=== Section Start ===
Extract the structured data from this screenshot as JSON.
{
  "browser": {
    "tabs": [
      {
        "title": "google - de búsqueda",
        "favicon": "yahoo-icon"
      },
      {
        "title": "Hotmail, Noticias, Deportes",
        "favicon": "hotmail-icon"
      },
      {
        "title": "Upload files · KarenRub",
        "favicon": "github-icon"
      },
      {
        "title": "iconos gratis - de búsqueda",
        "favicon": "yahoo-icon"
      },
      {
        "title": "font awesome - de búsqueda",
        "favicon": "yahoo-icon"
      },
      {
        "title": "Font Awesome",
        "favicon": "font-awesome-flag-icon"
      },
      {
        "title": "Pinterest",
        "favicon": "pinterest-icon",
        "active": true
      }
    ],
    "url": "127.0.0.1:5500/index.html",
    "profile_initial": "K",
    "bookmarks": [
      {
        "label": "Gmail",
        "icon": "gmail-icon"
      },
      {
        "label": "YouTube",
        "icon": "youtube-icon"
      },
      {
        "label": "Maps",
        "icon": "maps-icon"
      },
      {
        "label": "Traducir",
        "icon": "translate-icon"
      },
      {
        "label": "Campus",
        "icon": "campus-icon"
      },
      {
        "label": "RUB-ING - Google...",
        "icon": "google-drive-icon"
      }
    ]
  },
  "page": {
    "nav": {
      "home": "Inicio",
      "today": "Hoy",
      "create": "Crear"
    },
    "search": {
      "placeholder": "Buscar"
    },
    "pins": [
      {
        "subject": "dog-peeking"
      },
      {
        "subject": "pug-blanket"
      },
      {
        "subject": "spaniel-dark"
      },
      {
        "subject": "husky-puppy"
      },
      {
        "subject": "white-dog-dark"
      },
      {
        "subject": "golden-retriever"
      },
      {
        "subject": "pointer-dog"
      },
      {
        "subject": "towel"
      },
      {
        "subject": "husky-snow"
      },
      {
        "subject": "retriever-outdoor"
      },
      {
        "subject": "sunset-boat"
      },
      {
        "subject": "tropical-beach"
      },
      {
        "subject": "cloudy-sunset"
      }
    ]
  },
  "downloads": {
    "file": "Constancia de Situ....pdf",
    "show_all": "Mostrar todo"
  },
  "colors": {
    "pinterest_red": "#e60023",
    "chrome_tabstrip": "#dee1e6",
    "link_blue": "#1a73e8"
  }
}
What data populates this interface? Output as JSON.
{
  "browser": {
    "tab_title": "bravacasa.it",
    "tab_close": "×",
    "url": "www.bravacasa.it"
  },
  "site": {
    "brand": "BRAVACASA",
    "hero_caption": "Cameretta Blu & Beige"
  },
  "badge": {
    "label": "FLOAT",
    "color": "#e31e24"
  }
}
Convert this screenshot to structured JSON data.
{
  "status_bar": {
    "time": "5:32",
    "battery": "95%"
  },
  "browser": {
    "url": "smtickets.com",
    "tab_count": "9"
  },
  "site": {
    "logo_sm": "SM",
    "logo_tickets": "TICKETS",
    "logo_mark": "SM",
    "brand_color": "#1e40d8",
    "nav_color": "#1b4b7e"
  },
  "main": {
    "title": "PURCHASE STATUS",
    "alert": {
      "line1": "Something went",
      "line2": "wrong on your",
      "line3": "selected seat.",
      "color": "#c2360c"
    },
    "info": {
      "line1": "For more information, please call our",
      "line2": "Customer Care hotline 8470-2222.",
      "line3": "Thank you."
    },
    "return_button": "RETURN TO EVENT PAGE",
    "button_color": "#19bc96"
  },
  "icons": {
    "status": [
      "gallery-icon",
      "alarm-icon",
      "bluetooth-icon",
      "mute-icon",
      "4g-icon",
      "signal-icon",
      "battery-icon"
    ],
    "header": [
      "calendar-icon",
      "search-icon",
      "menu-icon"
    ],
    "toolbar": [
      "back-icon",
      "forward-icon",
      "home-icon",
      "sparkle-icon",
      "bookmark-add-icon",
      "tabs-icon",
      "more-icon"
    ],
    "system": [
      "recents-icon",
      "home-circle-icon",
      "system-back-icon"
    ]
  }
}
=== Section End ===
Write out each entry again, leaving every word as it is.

◆ Answer box
Extract the structured data from this screenshot as JSON.
{
  "browser": {
    "tabs": [
      {
        "title": "google - de búsqueda",
        "favicon": "yahoo-icon"
      },
      {
        "title": "Hotmail, Noticias, Deportes",
        "favicon": "hotmail-icon"
      },
      {
        "title": "Upload files · KarenRub",
        "favicon": "github-icon"
      },
      {
        "title": "iconos gratis - de búsqueda",
        "favicon": "yahoo-icon"
      },
      {
        "title": "font awesome - de búsqueda",
        "favicon": "yahoo-icon"
      },
      {
        "title": "Font Awesome",
        "favicon": "font-awesome-flag-icon"
      },
      {
        "title": "Pinterest",
        "favicon": "pinterest-icon",
        "active": true
      }
    ],
    "url": "127.0.0.1:5500/index.html",
    "profile_initial": "K",
    "bookmarks": [
      {
        "label": "Gmail",
        "icon": "gmail-icon"
      },
      {
        "label": "YouTube",
        "icon": "youtube-icon"
      },
      {
        "label": "Maps",
        "icon": "maps-icon"
      },
      {
        "label": "Traducir",
        "icon": "translate-icon"
      },
      {
        "label": "Campus",
        "icon": "campus-icon"
      },
      {
        "label": "RUB-ING - Google...",
        "icon": "google-drive-icon"
      }
    ]
  },
  "page": {
    "nav": {
      "home": "Inicio",
      "today": "Hoy",
      "create": "Crear"
    },
    "search": {
      "placeholder": "Buscar"
    },
    "pins": [
      {
        "subject": "dog-peeking"
      },
      {
        "subject": "pug-blanket"
      },
      {
        "subject": "spaniel-dark"
      },
      {
        "subject": "husky-puppy"
      },
      {
        "subject": "white-dog-dark"
      },
      {
        "subject": "golden-retriever"
      },
      {
        "subject": "pointer-dog"
      },
      {
        "subject": "towel"
      },
      {
        "subject": "husky-snow"
      },
      {
        "subject": "retriever-outdoor"
      },
      {
        "subject": "sunset-boat"
      },
      {
        "subject": "tropical-beach"
      },
      {
        "subject": "cloudy-sunset"
      }
    ]
  },
  "downloads": {
    "file": "Constancia de Situ....pdf",
    "show_all": "Mostrar todo"
  },
  "colors": {
    "pinterest_red": "#e60023",
    "chrome_tabstrip": "#dee1e6",
    "link_blue": "#1a73e8"
  }
}
What data populates this interface? Output as JSON.
{
  "browser": {
    "tab_title": "bravacasa.it",
    "tab_close": "×",
    "url": "www.bravacasa.it"
  },
  "site": {
    "brand": "BRAVACASA",
    "hero_caption": "Cameretta Blu & Beige"
  },
  "badge": {
    "label": "FLOAT",
    "color": "#e31e24"
  }
}
Convert this screenshot to structured JSON data.
{
  "status_bar": {
    "time": "5:32",
    "battery": "95%"
  },
  "browser": {
    "url": "smtickets.com",
    "tab_count": "9"
  },
  "site": {
    "logo_sm": "SM",
    "logo_tickets": "TICKETS",
    "logo_mark": "SM",
    "brand_color": "#1e40d8",
    "nav_color": "#1b4b7e"
  },
  "main": {
    "title": "PURCHASE STATUS",
    "alert": {
      "line1": "Something went",
      "line2": "wrong on your",
      "line3": "selected seat.",
      "color": "#c2360c"
    },
    "info": {
      "line1": "For more information, please call our",
      "line2": "Customer Care hotline 8470-2222.",
      "line3": "Thank you."
    },
    "return_button": "RETURN TO EVENT PAGE",
    "button_color": "#19bc96"
  },
  "icons": {
    "status": [
      "gallery-icon",
      "alarm-icon",
      "bluetooth-icon",
      "mute-icon",
      "4g-icon",
      "signal-icon",
      "battery-icon"
    ],
    "header": [
      "calendar-icon",
      "search-icon",
      "menu-icon"
    ],
    "toolbar": [
      "back-icon",
      "forward-icon",
      "home-icon",
      "sparkle-icon",
      "bookmark-add-icon",
      "tabs-icon",
      "more-icon"
    ],
    "system": [
      "recents-icon",
      "home-circle-icon",
      "system-back-icon"
    ]
  }
}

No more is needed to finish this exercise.